The restaurant's signage announces that it serves Mediterranean food, which is true in that Turkey lies at the eastern end of that sea. The menu will be largely familiar to anyone who dines in what are most commonly called Lebanese restaurants in New Orleans. There's the roasted eggplant puree flavored with tahini, garlic, mint, and parsley known as baba ganoush most places (babaganush at Courtyard), a light chickpea hummus, and grape leaves stuffed with rice, pine nuts, and onions. Falafel are available as an appetizer or pressed flat in a sandwich, and gyros are still other familiar fare.
But the strengths of the menu are the Turkish dishes, which are distinct variations on the cuisines of Turkey's neighbors. Kisir, for example, is recognizably the cracked wheat salad usually called tabouleh, but with the addition of mint, black olives and dried Turkish chile flakes that give the dish a slightly red hue and a smoky bite. Chachik is similar to labnah, a mix of yogurt, cucumber, mint and garlic, but the quality of the yogurt at Courtyard Grill sets it apart, as does the garnish of dried herbs. Agili is a blend of sauteed tomatoes, bell peppers, parsley, mint, olive oil, and garlic, and there are puffed pastry pies stuffed with spinach or ground beef.
The bread at Courtyard Grill also sets it apart. In place of the pita that's ubiquitous at typical Middle Eastern restaurants, Courtyard Grill serves freshly baked loaves of leavened bread topped with sesame seeds. It's delicious whether sliced and filled as a sandwich or just eaten out of hand.
The entree portion of the menu is made up largely of kabobs. Options include lamb, beef and chicken, in chunks, ground, or sliced thinly from a rotisserie. The Iskandar kabob features both lamb and beef sliced off of the rotisserie and served over chunks of the aforementioned bread, topped with a tomato-butter sauce. Rice, Turkish yogurt and vegetables accompany the dish. The meat is far different from that used for typical gyro sandwiches or described as shawarma in many other restaurants. It's clearly sliced from a primal cut, rather than being processed and pressed.

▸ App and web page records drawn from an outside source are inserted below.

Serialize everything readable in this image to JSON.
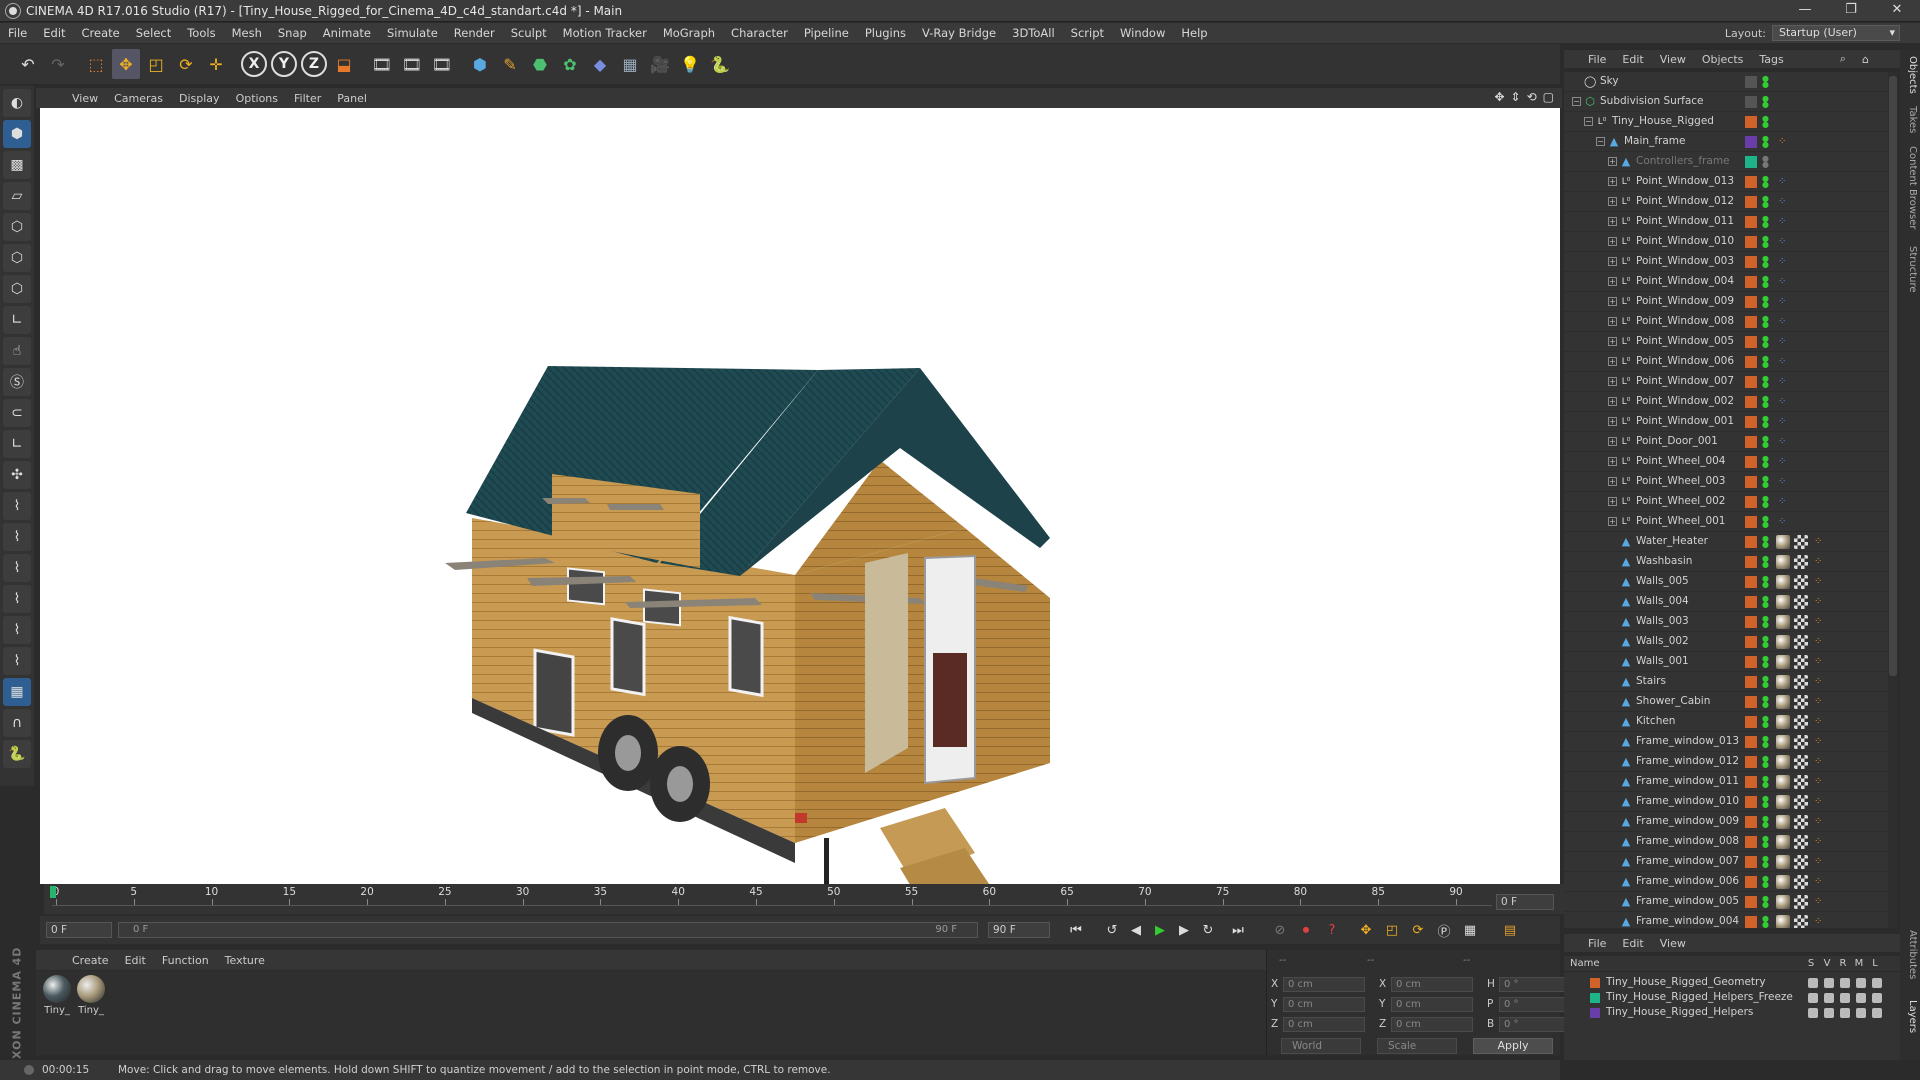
{
  "window": {
    "title": "CINEMA 4D R17.016 Studio (R17) - [Tiny_House_Rigged_for_Cinema_4D_c4d_standart.c4d *] - Main",
    "minimize": "—",
    "restore": "❐",
    "close": "✕"
  },
  "menubar": {
    "items": [
      "File",
      "Edit",
      "Create",
      "Select",
      "Tools",
      "Mesh",
      "Snap",
      "Animate",
      "Simulate",
      "Render",
      "Sculpt",
      "Motion Tracker",
      "MoGraph",
      "Character",
      "Pipeline",
      "Plugins",
      "V-Ray Bridge",
      "3DToAll",
      "Script",
      "Window",
      "Help"
    ],
    "layout_label": "Layout:",
    "layout_value": "Startup (User)"
  },
  "viewport": {
    "menu": [
      "View",
      "Cameras",
      "Display",
      "Options",
      "Filter",
      "Panel"
    ],
    "nav_icons": [
      "move-view-icon",
      "zoom-view-icon",
      "rotate-view-icon",
      "maximize-view-icon"
    ]
  },
  "timeline": {
    "ticks": [
      0,
      5,
      10,
      15,
      20,
      25,
      30,
      35,
      40,
      45,
      50,
      55,
      60,
      65,
      70,
      75,
      80,
      85,
      90
    ],
    "current_frame": "0 F",
    "start_field": "0 F",
    "scrub_start": "0 F",
    "scrub_end": "90 F",
    "end_field": "90 F"
  },
  "material_manager": {
    "menu": [
      "Create",
      "Edit",
      "Function",
      "Texture"
    ],
    "materials": [
      {
        "label": "Tiny_",
        "color": "#4a5a60"
      },
      {
        "label": "Tiny_",
        "color": "#a89a7c"
      }
    ]
  },
  "coordinates": {
    "header_left": "--",
    "header_mid": "--",
    "header_right": "--",
    "rows": [
      {
        "a": "X",
        "av": "0 cm",
        "b": "X",
        "bv": "0 cm",
        "c": "H",
        "cv": "0 °"
      },
      {
        "a": "Y",
        "av": "0 cm",
        "b": "Y",
        "bv": "0 cm",
        "c": "P",
        "cv": "0 °"
      },
      {
        "a": "Z",
        "av": "0 cm",
        "b": "Z",
        "bv": "0 cm",
        "c": "B",
        "cv": "0 °"
      }
    ],
    "space_select": "World",
    "mode_select": "Scale",
    "apply": "Apply"
  },
  "statusbar": {
    "time": "00:00:15",
    "message": "Move: Click and drag to move elements. Hold down SHIFT to quantize movement / add to the selection in point mode, CTRL to remove."
  },
  "logo": "MAXON CINEMA 4D",
  "object_manager": {
    "menu": [
      "File",
      "Edit",
      "View",
      "Objects",
      "Tags"
    ],
    "objects": [
      {
        "name": "Sky",
        "depth": 0,
        "icon": "sky-icon",
        "expand": "",
        "layer": "",
        "tags": "sky"
      },
      {
        "name": "Subdivision Surface",
        "depth": 0,
        "icon": "subdivision-icon",
        "expand": "−",
        "layer": "",
        "tags": "check"
      },
      {
        "name": "Tiny_House_Rigged",
        "depth": 1,
        "icon": "null-icon",
        "expand": "−",
        "layer": "#d0622a",
        "tags": ""
      },
      {
        "name": "Main_frame",
        "depth": 2,
        "icon": "bone-icon",
        "expand": "−",
        "layer": "#6a3ea8",
        "tags": "dot"
      },
      {
        "name": "Controllers_frame",
        "depth": 3,
        "icon": "bone-icon",
        "expand": "+",
        "layer": "#1fb38a",
        "tags": "dim",
        "dim": true
      },
      {
        "name": "Point_Window_013",
        "depth": 3,
        "icon": "null-icon",
        "expand": "+",
        "layer": "#d0622a",
        "tags": "ctrl"
      },
      {
        "name": "Point_Window_012",
        "depth": 3,
        "icon": "null-icon",
        "expand": "+",
        "layer": "#d0622a",
        "tags": "ctrl"
      },
      {
        "name": "Point_Window_011",
        "depth": 3,
        "icon": "null-icon",
        "expand": "+",
        "layer": "#d0622a",
        "tags": "ctrl"
      },
      {
        "name": "Point_Window_010",
        "depth": 3,
        "icon": "null-icon",
        "expand": "+",
        "layer": "#d0622a",
        "tags": "ctrl"
      },
      {
        "name": "Point_Window_003",
        "depth": 3,
        "icon": "null-icon",
        "expand": "+",
        "layer": "#d0622a",
        "tags": "ctrl"
      },
      {
        "name": "Point_Window_004",
        "depth": 3,
        "icon": "null-icon",
        "expand": "+",
        "layer": "#d0622a",
        "tags": "ctrl"
      },
      {
        "name": "Point_Window_009",
        "depth": 3,
        "icon": "null-icon",
        "expand": "+",
        "layer": "#d0622a",
        "tags": "ctrl"
      },
      {
        "name": "Point_Window_008",
        "depth": 3,
        "icon": "null-icon",
        "expand": "+",
        "layer": "#d0622a",
        "tags": "ctrl"
      },
      {
        "name": "Point_Window_005",
        "depth": 3,
        "icon": "null-icon",
        "expand": "+",
        "layer": "#d0622a",
        "tags": "ctrl"
      },
      {
        "name": "Point_Window_006",
        "depth": 3,
        "icon": "null-icon",
        "expand": "+",
        "layer": "#d0622a",
        "tags": "ctrl"
      },
      {
        "name": "Point_Window_007",
        "depth": 3,
        "icon": "null-icon",
        "expand": "+",
        "layer": "#d0622a",
        "tags": "ctrl"
      },
      {
        "name": "Point_Window_002",
        "depth": 3,
        "icon": "null-icon",
        "expand": "+",
        "layer": "#d0622a",
        "tags": "ctrl"
      },
      {
        "name": "Point_Window_001",
        "depth": 3,
        "icon": "null-icon",
        "expand": "+",
        "layer": "#d0622a",
        "tags": "ctrl"
      },
      {
        "name": "Point_Door_001",
        "depth": 3,
        "icon": "null-icon",
        "expand": "+",
        "layer": "#d0622a",
        "tags": "ctrl"
      },
      {
        "name": "Point_Wheel_004",
        "depth": 3,
        "icon": "null-icon",
        "expand": "+",
        "layer": "#d0622a",
        "tags": "ctrl"
      },
      {
        "name": "Point_Wheel_003",
        "depth": 3,
        "icon": "null-icon",
        "expand": "+",
        "layer": "#d0622a",
        "tags": "ctrl"
      },
      {
        "name": "Point_Wheel_002",
        "depth": 3,
        "icon": "null-icon",
        "expand": "+",
        "layer": "#d0622a",
        "tags": "ctrl"
      },
      {
        "name": "Point_Wheel_001",
        "depth": 3,
        "icon": "null-icon",
        "expand": "+",
        "layer": "#d0622a",
        "tags": "ctrl"
      },
      {
        "name": "Water_Heater",
        "depth": 3,
        "icon": "bone-icon",
        "expand": "",
        "layer": "#d0622a",
        "tags": "mat"
      },
      {
        "name": "Washbasin",
        "depth": 3,
        "icon": "bone-icon",
        "expand": "",
        "layer": "#d0622a",
        "tags": "mat"
      },
      {
        "name": "Walls_005",
        "depth": 3,
        "icon": "bone-icon",
        "expand": "",
        "layer": "#d0622a",
        "tags": "mat"
      },
      {
        "name": "Walls_004",
        "depth": 3,
        "icon": "bone-icon",
        "expand": "",
        "layer": "#d0622a",
        "tags": "mat"
      },
      {
        "name": "Walls_003",
        "depth": 3,
        "icon": "bone-icon",
        "expand": "",
        "layer": "#d0622a",
        "tags": "mat"
      },
      {
        "name": "Walls_002",
        "depth": 3,
        "icon": "bone-icon",
        "expand": "",
        "layer": "#d0622a",
        "tags": "mat"
      },
      {
        "name": "Walls_001",
        "depth": 3,
        "icon": "bone-icon",
        "expand": "",
        "layer": "#d0622a",
        "tags": "mat"
      },
      {
        "name": "Stairs",
        "depth": 3,
        "icon": "bone-icon",
        "expand": "",
        "layer": "#d0622a",
        "tags": "mat"
      },
      {
        "name": "Shower_Cabin",
        "depth": 3,
        "icon": "bone-icon",
        "expand": "",
        "layer": "#d0622a",
        "tags": "mat"
      },
      {
        "name": "Kitchen",
        "depth": 3,
        "icon": "bone-icon",
        "expand": "",
        "layer": "#d0622a",
        "tags": "mat"
      },
      {
        "name": "Frame_window_013",
        "depth": 3,
        "icon": "bone-icon",
        "expand": "",
        "layer": "#d0622a",
        "tags": "mat"
      },
      {
        "name": "Frame_window_012",
        "depth": 3,
        "icon": "bone-icon",
        "expand": "",
        "layer": "#d0622a",
        "tags": "mat"
      },
      {
        "name": "Frame_window_011",
        "depth": 3,
        "icon": "bone-icon",
        "expand": "",
        "layer": "#d0622a",
        "tags": "mat"
      },
      {
        "name": "Frame_window_010",
        "depth": 3,
        "icon": "bone-icon",
        "expand": "",
        "layer": "#d0622a",
        "tags": "mat"
      },
      {
        "name": "Frame_window_009",
        "depth": 3,
        "icon": "bone-icon",
        "expand": "",
        "layer": "#d0622a",
        "tags": "mat"
      },
      {
        "name": "Frame_window_008",
        "depth": 3,
        "icon": "bone-icon",
        "expand": "",
        "layer": "#d0622a",
        "tags": "mat"
      },
      {
        "name": "Frame_window_007",
        "depth": 3,
        "icon": "bone-icon",
        "expand": "",
        "layer": "#d0622a",
        "tags": "mat"
      },
      {
        "name": "Frame_window_006",
        "depth": 3,
        "icon": "bone-icon",
        "expand": "",
        "layer": "#d0622a",
        "tags": "mat"
      },
      {
        "name": "Frame_window_005",
        "depth": 3,
        "icon": "bone-icon",
        "expand": "",
        "layer": "#d0622a",
        "tags": "mat"
      },
      {
        "name": "Frame_window_004",
        "depth": 3,
        "icon": "bone-icon",
        "expand": "",
        "layer": "#d0622a",
        "tags": "mat"
      }
    ]
  },
  "layer_manager": {
    "menu": [
      "File",
      "Edit",
      "View"
    ],
    "columns": [
      "Name",
      "S",
      "V",
      "R",
      "M",
      "L"
    ],
    "layers": [
      {
        "name": "Tiny_House_Rigged_Geometry",
        "color": "#d0622a"
      },
      {
        "name": "Tiny_House_Rigged_Helpers_Freeze",
        "color": "#1fb38a"
      },
      {
        "name": "Tiny_House_Rigged_Helpers",
        "color": "#6a3ea8"
      }
    ]
  },
  "side_tabs": [
    "Objects",
    "Takes",
    "Content Browser",
    "Structure",
    "Attributes",
    "Layers"
  ]
}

The heat of the grill gives some pieces a nice char, and the tomato sauce worked very well both with the meat and as a sop for the bread.
The hunkar beyeni is chunks of lamb kebab served over roasted eggplant with more of the tomato sauce, and adana kabob is ground chicken seasoned with red pepper, onion, and parsley, grilled, then served over grilled tomatoes and rice. There's also a stuffed chicken breast, tavuk sarma, in which the stuffing is rice, pine nuts, mushrooms, sun-dried tomatoes and spinach. No Turkish restaurant would be complete without doner kebab; grilled marinated beef and/or lamb that's sliced like gyro meat. At Courtyard Grill they call it NOLA Doner, and it's served over rice or in a sandwich.
Courtyard Grill offers a half-pound organic hamburger and a number of other sandwiches and wraps filled with the kebabs and other offerings on the entree portion of the menu.
When I dined, our server had to ask for details about some of the dishes when I had questions, but otherwise service was attentive and prompt. The “courtyard” portion of the restaurant's name is more of a covered deck, but it's a comfortable space even if some liberties are taken with nomenclature. With the weather we've been having lately, I highly recommend it. Courtyard Grill received a liquor license in March of this year, and serves wine and beer, including brews by Abita and NOLA Brewing.
Courtyard Grill is open Sunday through Thursday from 11 a.m. to 9 p.m., and until 11 p.m. on Friday and Saturday. You can get in touch with them by calling 875-4164.